- In Oxfordshire, we have a two-tier system where the county council works with the city and district councils to implement a coherent strategy
- The key thing that’s needed is good quality data on the spread of the virus, provided in real time – not bulk data a week later. If we have this information, we can spot surges in infection locally early on, instead of having to rely on imprecise readings of national trends
- Then we can work with businesses to ensure that they can stay open
- Only with data at a truly granular level can councils, public health authorities and businesses work together and respond quickly to outbreaks, ensuring that alternatives are found to lockdown. This could mean the partial closure and isolation of the staff of a specific company.
- Josh, what is the CBI’s initial thinking on local lockdowns and what the reaction has been from businesses on the ground?
- The initial concern after Leicester has that businesses simply cannot afford another lockdown
- Especially when lockdown measures will be implemented in specific local areas, such as in Leicester, there is a real danger that there will be more lasting damage spread unevenly across the country – something that will run strongly against the government’s aspiration for ‘levelling-up’
- The government has laid out a plan for dealing with outbreaks on a local level based on the central government monitoring data as it comes in, sharing that data with local government and collaborating on next steps
- Businesses would now welcome detail.
- Ian, what’s the role of test and trace in this?
- The main thing will be doing this on a factory, business and street level, making sure that knowledge of the spread of the disease is truly local
- In Oxfordshire, we’ve got lots of laboratories that can together deliver testing very quickly. Once we’ve got the results, we’ll need to push ahead with micro-lockdowns
- We need to have this level of testing infrastructure in place across the country, so that on a local level people have the confidence to go out and spend money to get the economy going
- [Josh Hardie] To keep the economy going we need to move away from the old philosophy of disease control where it is presumed that the disease could be everywhere, to a new one that uses data on local spread to perform much more targeted shutdowns.
- Ian, we’ve heard discussion of Local Resilience Forums (LRFs) – what are they and how should businesses reach out to them about plans for local lockdowns?
- LRFs are combined groups bringing together all local agencies to tackle the disease at a sub-national level. For example, in the Thames Valley we work with other councils, public health authorities, Local Enterprise Partnerships (LEPS), the police and emergency services
- They are the stopgap between central government and local decision-making
- Businesses should reach out to them through their local LEPS
- To be more effective, it will be essential that more businesses are aware of LRFs and know how to reach out to them
- For example, LRFs can help businesses plan PPE supplies through regional distribution channels.
- Ian, what do you think is the most important thing that should be done to ensure successful local containment of coronavirus?

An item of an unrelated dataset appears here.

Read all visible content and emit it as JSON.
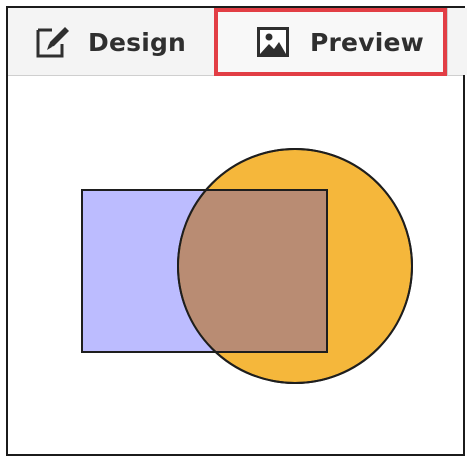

- The most important thing is that any decisions that are made are clear and transparent, as well as clearly communicated to the businesses that will be acting under them
- Central and local government leaders need to build the capacity to share data to reduce risks of local outbreaks escalating, as well as to explain why micro-lockdowns are being put in place
- Local government can’t be faceless in enforcing these lockdowns, but needs to be accessible to business. Business owners shouldn’t be afraid to ask local government about outbreaks, what they mean for their business and how they will be contained.